Our prayer life should include more than just saying or repeating words


I just finished reading a small but powerful book on prayer by Benediction Sister Joan Chittister entitled, “The Breath of the Soul.” I recommend it to all my readers.

Often we think of prayer as saying various words to encourage God to do what we want. Sr. Joan outlines 42 different qualities we should bring to our prayer life. I want to comment on a few of them.

The first one is Self-Knowledge. Socrates said, “The unexamined life is not worth living.”

In our busy world day, we must constantly stop and examine what is going on in our lives. Sr. Joan says, “The everything of a deep and demanding prayer life is an awareness and acceptance of the self.” When we know ourselves, we are becoming fully human and are in touch with the divine.

Another chapter deals with Gratitude. The mystic Meister Eckhart once said, “If the only prayer you say in your life is ‘thank you,’ that would suffice.” When we bow our heads in gratitude, we are acknowledging that all the works of God are good.

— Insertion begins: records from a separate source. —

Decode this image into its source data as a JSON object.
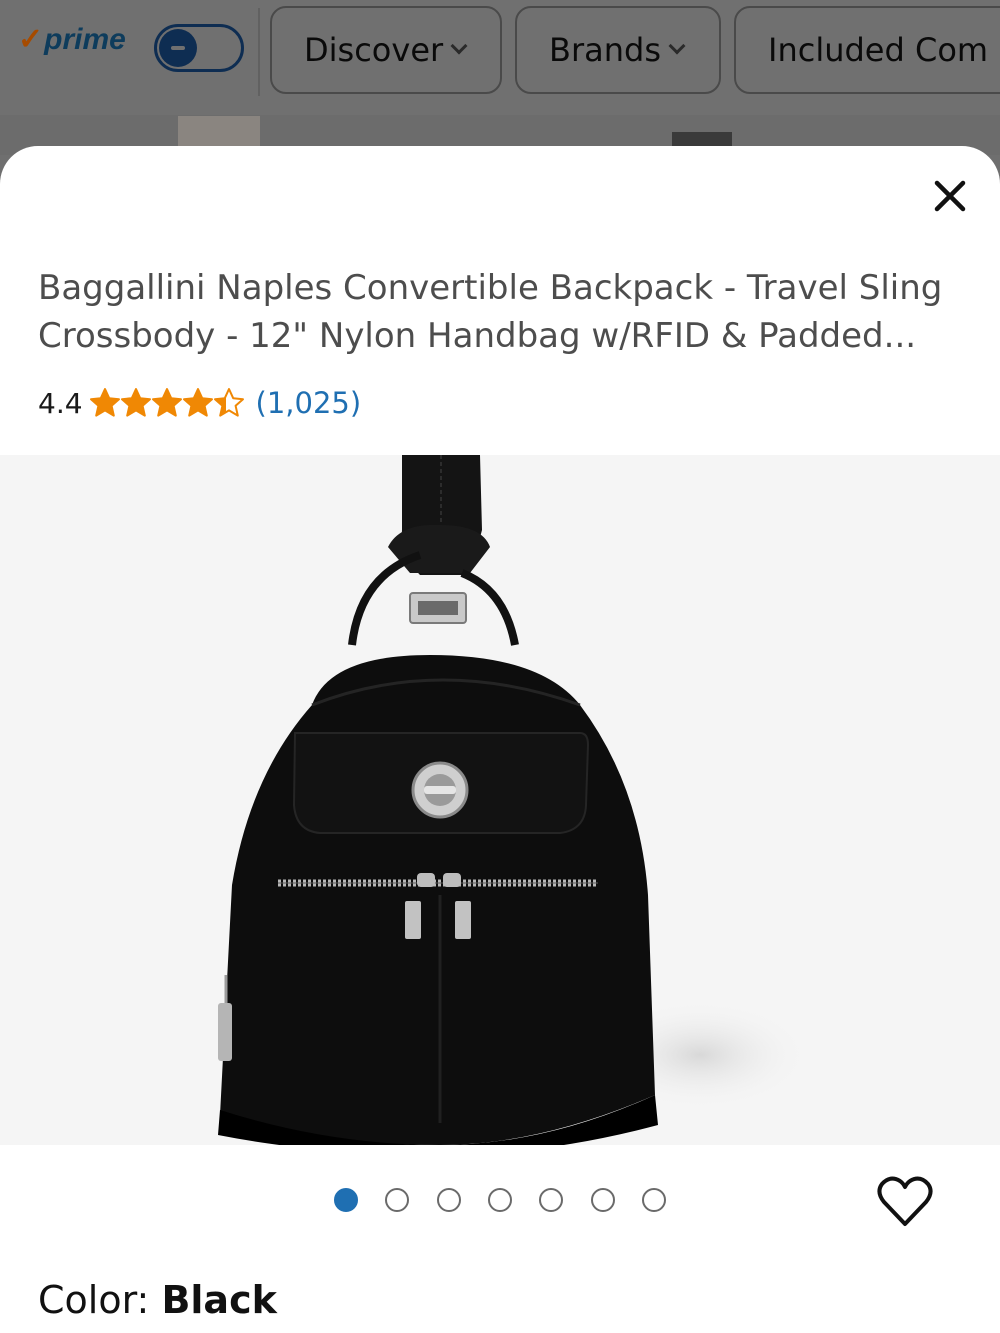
{
  "filter_bar": {
    "prime_label": "prime",
    "prime_toggle_state": "off",
    "chips": [
      {
        "label": "Discover"
      },
      {
        "label": "Brands"
      },
      {
        "label": "Included Com"
      }
    ]
  },
  "product": {
    "title": "Baggallini Naples Convertible Backpack - Travel Sling Crossbody - 12\" Nylon Handbag w/RFID & Padded...",
    "rating_value": "4.4",
    "stars_out_of_5": 4.4,
    "review_count": "(1,025)",
    "image_alt": "black backpack",
    "carousel": {
      "total": 7,
      "active_index": 0
    },
    "color_label": "Color: ",
    "color_value": "Black"
  },
  "colors": {
    "star": "#f08804",
    "link": "#1f6fb2",
    "dot_active": "#1f6fb2"
  },
  "icons": {
    "close": "close-icon",
    "favorite": "heart-icon",
    "star": "star-icon",
    "prime_check": "check-icon"
  }
}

We realize our dependence on our Creator who supplies us with every good gift.

Patience is another quality of prayer. Coming to appreciate the difference between God’s time and our time is essential to becoming spiritual people says Sr. Joan. We want things to happen on our time when we want them. It is precisely when we experience difficulty with the discouragement in our prayer life that we become stronger. In God’s good time, God will come.

Responsibility is another one of the 42 qualities. Fr. Dan Berrigan once said, “Prayer consists for most part in insisting that God do for us what we are unwilling to do for one another. Resolve: Let’s do for one another what we would have God do for us. This is known as God-like activity.”

We are here to continue the work that God has begun and to work with the Creator to make this world a better place to live for all peoples.

Another quality is Humility. Again Sr. Joan says, “The greatest obstacle to the spiritual life is the temptation to make ourselves our own God. It is one thing to know my own gifts and to nurture them but it is entirely another to presume that I have them all.”

Humility does not mean we think less of ourselves, or put ourselves down. It’s being who we are before God.

Abandonment is another key element of prayer. Thomas Merton once said, “Pure love and prayer are learned in the hour when prayer has become impossible and your heart has turned to stone.”

We often start off in the spiritual life with a wonderful feeling of the closeness of God. This is good but this is a feeling. God is still present when we don’t feel anything. When our prayer life is dry, that is when we are making true progress in the spiritual life.

Trust is another quality of prayer. Sr. Joan says, “The purpose of prayer is the process of falling into God. As the mystics say, we are beginning to learn that God alone is enough. The truth is that none of us really knows where we are going and must never take it for granted that we do. We can plan our lives but we cannot guarantee them.”

We must learn to live our lives trusting that God has a plan for each one of us.

The last chapter is Attention. St. Benedict says, “Prayer should be short and pure, unless it is prolonged under the inspiration of divine grace.” Sr. Joan adds, “In prayer we melt into the presence of God within. The Silence of God becomes the central, major focus of our lives, the anchor of our hearts, the stabilizer that carries us through all the moments of life – with all the emotional upheavals that implies – on a straight and steady course directly to the heart of God.”